SUPPLIED INFORMATION: Begin

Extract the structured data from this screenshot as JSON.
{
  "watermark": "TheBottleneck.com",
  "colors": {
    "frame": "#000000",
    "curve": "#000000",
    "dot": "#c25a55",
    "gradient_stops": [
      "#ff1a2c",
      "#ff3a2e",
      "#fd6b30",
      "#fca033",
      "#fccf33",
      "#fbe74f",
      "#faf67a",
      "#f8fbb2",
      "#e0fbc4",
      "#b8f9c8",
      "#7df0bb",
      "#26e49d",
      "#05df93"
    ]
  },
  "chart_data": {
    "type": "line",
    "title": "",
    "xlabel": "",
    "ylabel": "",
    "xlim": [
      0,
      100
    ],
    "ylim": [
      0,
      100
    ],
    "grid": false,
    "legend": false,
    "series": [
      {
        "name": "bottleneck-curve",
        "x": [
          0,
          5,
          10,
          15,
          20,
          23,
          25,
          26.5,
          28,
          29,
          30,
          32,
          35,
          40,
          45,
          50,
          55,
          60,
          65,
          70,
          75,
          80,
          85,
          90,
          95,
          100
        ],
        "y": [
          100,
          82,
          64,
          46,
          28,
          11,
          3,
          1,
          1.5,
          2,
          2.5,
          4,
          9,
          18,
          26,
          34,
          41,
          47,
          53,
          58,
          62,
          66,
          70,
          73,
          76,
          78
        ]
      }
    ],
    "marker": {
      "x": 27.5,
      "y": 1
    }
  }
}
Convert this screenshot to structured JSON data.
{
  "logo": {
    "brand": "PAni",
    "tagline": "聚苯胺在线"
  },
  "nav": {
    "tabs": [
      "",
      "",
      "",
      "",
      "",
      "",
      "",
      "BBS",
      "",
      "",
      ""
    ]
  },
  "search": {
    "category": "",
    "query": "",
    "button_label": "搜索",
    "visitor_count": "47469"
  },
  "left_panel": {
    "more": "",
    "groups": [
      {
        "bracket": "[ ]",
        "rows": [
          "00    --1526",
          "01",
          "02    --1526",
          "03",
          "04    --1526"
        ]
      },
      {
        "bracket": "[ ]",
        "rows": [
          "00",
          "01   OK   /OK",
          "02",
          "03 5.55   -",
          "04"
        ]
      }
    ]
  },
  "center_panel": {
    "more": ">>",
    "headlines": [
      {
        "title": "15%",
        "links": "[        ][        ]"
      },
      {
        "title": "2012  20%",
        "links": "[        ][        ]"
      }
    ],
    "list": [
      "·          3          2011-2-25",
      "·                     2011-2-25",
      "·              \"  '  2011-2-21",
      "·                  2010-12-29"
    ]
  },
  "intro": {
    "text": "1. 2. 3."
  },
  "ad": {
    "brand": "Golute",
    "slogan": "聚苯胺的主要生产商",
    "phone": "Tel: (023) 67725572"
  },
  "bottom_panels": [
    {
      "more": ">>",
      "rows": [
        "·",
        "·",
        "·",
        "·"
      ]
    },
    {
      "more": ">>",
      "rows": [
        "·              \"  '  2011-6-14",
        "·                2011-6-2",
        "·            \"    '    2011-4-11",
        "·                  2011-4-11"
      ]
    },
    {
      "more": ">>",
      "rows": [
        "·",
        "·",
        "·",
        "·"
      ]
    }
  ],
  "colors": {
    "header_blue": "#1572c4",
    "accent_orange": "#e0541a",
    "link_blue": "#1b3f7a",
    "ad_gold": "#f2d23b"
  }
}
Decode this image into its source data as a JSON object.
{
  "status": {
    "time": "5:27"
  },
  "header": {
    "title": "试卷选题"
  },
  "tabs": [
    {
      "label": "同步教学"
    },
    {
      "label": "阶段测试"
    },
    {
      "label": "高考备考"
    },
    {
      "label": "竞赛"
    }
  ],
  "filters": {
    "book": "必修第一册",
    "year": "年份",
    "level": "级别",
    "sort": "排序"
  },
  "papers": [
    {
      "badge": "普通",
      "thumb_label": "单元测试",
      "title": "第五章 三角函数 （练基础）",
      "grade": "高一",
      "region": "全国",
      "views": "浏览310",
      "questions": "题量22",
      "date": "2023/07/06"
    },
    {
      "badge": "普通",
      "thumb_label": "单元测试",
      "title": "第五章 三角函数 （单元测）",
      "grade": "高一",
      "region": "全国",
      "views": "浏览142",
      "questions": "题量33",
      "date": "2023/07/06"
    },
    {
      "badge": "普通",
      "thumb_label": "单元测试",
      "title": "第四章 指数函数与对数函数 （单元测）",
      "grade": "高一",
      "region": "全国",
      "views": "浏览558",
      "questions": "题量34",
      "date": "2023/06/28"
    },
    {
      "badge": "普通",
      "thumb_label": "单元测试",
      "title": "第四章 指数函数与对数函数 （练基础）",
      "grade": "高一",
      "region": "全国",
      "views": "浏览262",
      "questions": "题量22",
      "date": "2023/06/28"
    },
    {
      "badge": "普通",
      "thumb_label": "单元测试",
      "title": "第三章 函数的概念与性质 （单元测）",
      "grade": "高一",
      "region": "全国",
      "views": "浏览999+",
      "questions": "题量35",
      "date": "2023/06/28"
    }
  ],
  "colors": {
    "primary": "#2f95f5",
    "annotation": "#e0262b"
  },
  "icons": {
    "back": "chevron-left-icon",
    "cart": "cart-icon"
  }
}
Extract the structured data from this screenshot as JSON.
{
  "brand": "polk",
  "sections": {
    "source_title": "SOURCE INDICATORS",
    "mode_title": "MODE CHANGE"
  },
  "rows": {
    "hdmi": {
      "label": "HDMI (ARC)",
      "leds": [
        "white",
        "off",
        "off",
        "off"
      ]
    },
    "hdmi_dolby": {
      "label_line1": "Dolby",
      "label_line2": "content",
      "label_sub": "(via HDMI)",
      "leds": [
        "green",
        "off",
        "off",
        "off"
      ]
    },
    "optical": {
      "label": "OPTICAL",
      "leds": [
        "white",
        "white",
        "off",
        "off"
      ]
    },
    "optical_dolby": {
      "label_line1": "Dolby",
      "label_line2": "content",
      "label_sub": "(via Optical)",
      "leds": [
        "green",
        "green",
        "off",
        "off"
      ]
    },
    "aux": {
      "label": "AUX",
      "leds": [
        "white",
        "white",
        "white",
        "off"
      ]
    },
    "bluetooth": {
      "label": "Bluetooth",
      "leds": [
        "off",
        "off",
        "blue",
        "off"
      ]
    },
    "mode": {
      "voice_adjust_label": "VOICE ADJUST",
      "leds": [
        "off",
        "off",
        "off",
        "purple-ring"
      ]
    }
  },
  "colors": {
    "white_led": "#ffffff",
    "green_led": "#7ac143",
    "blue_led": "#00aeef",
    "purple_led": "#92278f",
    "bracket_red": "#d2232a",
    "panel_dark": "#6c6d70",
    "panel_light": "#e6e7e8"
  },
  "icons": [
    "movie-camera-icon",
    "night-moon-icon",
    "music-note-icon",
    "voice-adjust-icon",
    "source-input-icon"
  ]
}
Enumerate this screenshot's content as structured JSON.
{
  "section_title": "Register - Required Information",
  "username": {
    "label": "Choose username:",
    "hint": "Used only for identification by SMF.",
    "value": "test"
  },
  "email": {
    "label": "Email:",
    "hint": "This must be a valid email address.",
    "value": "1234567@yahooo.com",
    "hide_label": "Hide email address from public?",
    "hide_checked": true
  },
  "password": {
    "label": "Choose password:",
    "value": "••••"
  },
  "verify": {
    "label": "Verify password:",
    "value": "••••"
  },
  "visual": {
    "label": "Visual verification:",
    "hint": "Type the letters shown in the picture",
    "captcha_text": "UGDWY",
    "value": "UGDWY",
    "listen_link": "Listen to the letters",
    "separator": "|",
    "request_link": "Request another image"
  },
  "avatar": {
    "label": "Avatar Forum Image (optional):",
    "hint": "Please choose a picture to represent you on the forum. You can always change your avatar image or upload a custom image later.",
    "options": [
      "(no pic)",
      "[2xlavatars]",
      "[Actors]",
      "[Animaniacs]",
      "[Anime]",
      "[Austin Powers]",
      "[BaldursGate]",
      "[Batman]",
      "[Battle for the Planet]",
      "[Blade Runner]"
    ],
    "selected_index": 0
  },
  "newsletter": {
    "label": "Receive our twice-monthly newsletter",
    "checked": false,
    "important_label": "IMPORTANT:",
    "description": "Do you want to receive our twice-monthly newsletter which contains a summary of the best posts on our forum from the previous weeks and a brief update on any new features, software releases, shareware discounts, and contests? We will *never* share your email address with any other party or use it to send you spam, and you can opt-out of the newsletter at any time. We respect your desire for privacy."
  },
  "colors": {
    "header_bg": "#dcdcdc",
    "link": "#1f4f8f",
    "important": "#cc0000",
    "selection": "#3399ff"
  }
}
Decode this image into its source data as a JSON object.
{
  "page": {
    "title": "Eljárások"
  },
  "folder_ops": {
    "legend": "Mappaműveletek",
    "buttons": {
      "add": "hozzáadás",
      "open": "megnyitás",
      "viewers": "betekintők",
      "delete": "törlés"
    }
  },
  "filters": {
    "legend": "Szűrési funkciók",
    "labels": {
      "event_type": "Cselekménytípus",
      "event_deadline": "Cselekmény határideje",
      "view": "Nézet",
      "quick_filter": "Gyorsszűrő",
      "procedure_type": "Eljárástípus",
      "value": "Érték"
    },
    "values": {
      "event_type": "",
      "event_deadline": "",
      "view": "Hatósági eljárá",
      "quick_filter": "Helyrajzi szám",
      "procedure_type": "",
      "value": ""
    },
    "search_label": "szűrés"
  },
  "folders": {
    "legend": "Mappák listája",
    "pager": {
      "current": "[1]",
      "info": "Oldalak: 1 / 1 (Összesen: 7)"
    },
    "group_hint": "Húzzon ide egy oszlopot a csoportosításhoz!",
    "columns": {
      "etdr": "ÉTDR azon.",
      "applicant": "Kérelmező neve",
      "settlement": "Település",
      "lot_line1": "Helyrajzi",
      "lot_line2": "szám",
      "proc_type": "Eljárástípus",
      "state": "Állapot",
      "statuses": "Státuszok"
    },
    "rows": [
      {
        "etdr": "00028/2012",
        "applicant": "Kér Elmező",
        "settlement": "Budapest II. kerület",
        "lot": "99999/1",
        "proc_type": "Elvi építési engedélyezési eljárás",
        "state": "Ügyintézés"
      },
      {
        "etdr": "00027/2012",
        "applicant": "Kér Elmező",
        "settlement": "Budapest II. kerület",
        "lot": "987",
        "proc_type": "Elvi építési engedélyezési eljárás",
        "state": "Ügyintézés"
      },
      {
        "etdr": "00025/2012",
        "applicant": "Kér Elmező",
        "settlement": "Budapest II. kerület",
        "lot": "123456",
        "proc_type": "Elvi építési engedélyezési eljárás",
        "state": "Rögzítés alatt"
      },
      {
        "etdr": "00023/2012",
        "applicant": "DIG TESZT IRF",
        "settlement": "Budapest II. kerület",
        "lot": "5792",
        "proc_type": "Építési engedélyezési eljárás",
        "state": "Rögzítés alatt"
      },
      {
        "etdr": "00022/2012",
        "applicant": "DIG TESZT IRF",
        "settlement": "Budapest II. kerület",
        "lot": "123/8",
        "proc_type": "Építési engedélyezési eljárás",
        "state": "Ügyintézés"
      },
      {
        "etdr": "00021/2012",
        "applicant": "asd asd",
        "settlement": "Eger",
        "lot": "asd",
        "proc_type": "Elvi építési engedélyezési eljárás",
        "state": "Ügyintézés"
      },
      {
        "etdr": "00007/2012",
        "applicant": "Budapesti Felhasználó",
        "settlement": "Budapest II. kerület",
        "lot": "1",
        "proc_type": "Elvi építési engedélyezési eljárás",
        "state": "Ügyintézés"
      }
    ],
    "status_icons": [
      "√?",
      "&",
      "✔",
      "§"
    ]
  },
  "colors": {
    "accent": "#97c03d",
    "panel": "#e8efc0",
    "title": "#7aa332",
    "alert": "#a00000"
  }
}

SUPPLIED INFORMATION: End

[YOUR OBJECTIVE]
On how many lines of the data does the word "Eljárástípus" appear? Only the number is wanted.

[RESPONSE AREA]
2